Website and app data records
§

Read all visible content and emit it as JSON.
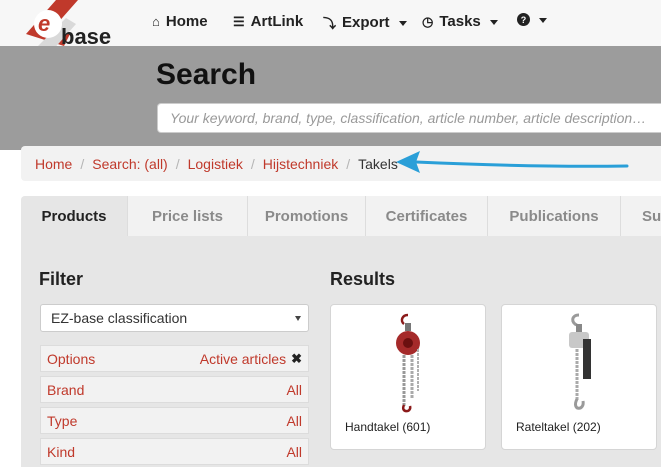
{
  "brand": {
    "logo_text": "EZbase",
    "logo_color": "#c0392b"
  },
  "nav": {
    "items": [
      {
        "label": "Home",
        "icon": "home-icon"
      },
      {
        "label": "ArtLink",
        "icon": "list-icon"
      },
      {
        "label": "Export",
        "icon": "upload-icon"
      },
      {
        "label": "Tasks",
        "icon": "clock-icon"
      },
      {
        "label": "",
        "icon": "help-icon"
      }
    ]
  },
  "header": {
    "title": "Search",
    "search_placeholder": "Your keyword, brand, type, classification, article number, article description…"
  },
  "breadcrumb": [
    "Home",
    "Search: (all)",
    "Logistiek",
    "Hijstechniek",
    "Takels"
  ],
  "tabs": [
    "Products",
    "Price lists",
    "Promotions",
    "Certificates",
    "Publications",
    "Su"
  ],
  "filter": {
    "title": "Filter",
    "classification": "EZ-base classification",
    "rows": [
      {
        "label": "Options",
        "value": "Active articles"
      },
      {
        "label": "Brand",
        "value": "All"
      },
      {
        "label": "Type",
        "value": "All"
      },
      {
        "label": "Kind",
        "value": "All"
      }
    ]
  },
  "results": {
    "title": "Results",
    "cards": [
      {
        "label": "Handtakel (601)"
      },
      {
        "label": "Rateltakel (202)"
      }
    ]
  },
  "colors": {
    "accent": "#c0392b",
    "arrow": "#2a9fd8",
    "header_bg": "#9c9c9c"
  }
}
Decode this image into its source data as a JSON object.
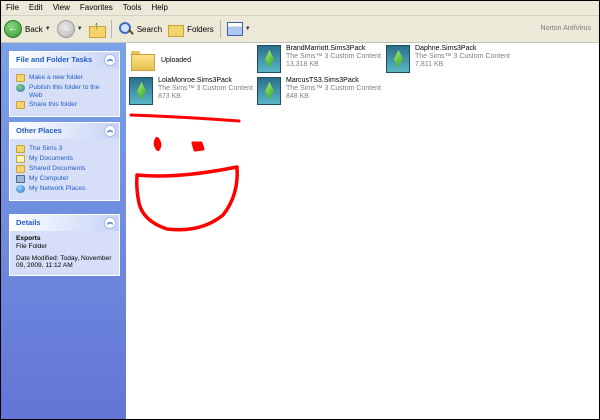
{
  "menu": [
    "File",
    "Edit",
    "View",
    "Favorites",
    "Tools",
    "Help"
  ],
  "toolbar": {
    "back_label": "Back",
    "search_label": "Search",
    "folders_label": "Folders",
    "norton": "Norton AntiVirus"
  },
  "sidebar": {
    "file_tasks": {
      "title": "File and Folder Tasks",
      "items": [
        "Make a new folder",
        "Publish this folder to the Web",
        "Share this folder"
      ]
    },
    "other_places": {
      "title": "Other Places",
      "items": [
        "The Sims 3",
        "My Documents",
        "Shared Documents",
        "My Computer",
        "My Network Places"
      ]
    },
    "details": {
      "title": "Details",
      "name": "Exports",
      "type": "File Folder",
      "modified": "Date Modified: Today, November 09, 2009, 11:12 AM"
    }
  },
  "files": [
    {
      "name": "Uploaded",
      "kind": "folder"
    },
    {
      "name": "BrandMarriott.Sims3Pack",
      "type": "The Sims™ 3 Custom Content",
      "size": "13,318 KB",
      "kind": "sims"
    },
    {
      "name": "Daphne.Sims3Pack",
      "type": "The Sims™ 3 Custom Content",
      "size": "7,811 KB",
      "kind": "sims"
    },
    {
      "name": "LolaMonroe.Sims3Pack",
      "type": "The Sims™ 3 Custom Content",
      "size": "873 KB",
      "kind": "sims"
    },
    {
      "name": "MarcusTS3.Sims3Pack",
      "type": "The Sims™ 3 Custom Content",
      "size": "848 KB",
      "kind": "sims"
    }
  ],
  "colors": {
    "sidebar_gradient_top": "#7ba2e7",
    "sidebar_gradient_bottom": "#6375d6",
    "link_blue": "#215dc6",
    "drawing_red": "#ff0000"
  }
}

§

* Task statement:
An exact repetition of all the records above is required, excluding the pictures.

* Result of this task:
Read all visible content and emit it as JSON.
{
  "brand": {
    "logo_text": "EZbase",
    "logo_color": "#c0392b"
  },
  "nav": {
    "items": [
      {
        "label": "Home",
        "icon": "home-icon"
      },
      {
        "label": "ArtLink",
        "icon": "list-icon"
      },
      {
        "label": "Export",
        "icon": "upload-icon"
      },
      {
        "label": "Tasks",
        "icon": "clock-icon"
      },
      {
        "label": "",
        "icon": "help-icon"
      }
    ]
  },
  "header": {
    "title": "Search",
    "search_placeholder": "Your keyword, brand, type, classification, article number, article description…"
  },
  "breadcrumb": [
    "Home",
    "Search: (all)",
    "Logistiek",
    "Hijstechniek",
    "Takels"
  ],
  "tabs": [
    "Products",
    "Price lists",
    "Promotions",
    "Certificates",
    "Publications",
    "Su"
  ],
  "filter": {
    "title": "Filter",
    "classification": "EZ-base classification",
    "rows": [
      {
        "label": "Options",
        "value": "Active articles"
      },
      {
        "label": "Brand",
        "value": "All"
      },
      {
        "label": "Type",
        "value": "All"
      },
      {
        "label": "Kind",
        "value": "All"
      }
    ]
  },
  "results": {
    "title": "Results",
    "cards": [
      {
        "label": "Handtakel (601)"
      },
      {
        "label": "Rateltakel (202)"
      }
    ]
  },
  "colors": {
    "accent": "#c0392b",
    "arrow": "#2a9fd8",
    "header_bg": "#9c9c9c"
  }
}
Decode this image into its source data as a JSON object.
{
  "menu": [
    "File",
    "Edit",
    "View",
    "Favorites",
    "Tools",
    "Help"
  ],
  "toolbar": {
    "back_label": "Back",
    "search_label": "Search",
    "folders_label": "Folders",
    "norton": "Norton AntiVirus"
  },
  "sidebar": {
    "file_tasks": {
      "title": "File and Folder Tasks",
      "items": [
        "Make a new folder",
        "Publish this folder to the Web",
        "Share this folder"
      ]
    },
    "other_places": {
      "title": "Other Places",
      "items": [
        "The Sims 3",
        "My Documents",
        "Shared Documents",
        "My Computer",
        "My Network Places"
      ]
    },
    "details": {
      "title": "Details",
      "name": "Exports",
      "type": "File Folder",
      "modified": "Date Modified: Today, November 09, 2009, 11:12 AM"
    }
  },
  "files": [
    {
      "name": "Uploaded",
      "kind": "folder"
    },
    {
      "name": "BrandMarriott.Sims3Pack",
      "type": "The Sims™ 3 Custom Content",
      "size": "13,318 KB",
      "kind": "sims"
    },
    {
      "name": "Daphne.Sims3Pack",
      "type": "The Sims™ 3 Custom Content",
      "size": "7,811 KB",
      "kind": "sims"
    },
    {
      "name": "LolaMonroe.Sims3Pack",
      "type": "The Sims™ 3 Custom Content",
      "size": "873 KB",
      "kind": "sims"
    },
    {
      "name": "MarcusTS3.Sims3Pack",
      "type": "The Sims™ 3 Custom Content",
      "size": "848 KB",
      "kind": "sims"
    }
  ],
  "colors": {
    "sidebar_gradient_top": "#7ba2e7",
    "sidebar_gradient_bottom": "#6375d6",
    "link_blue": "#215dc6",
    "drawing_red": "#ff0000"
  }
}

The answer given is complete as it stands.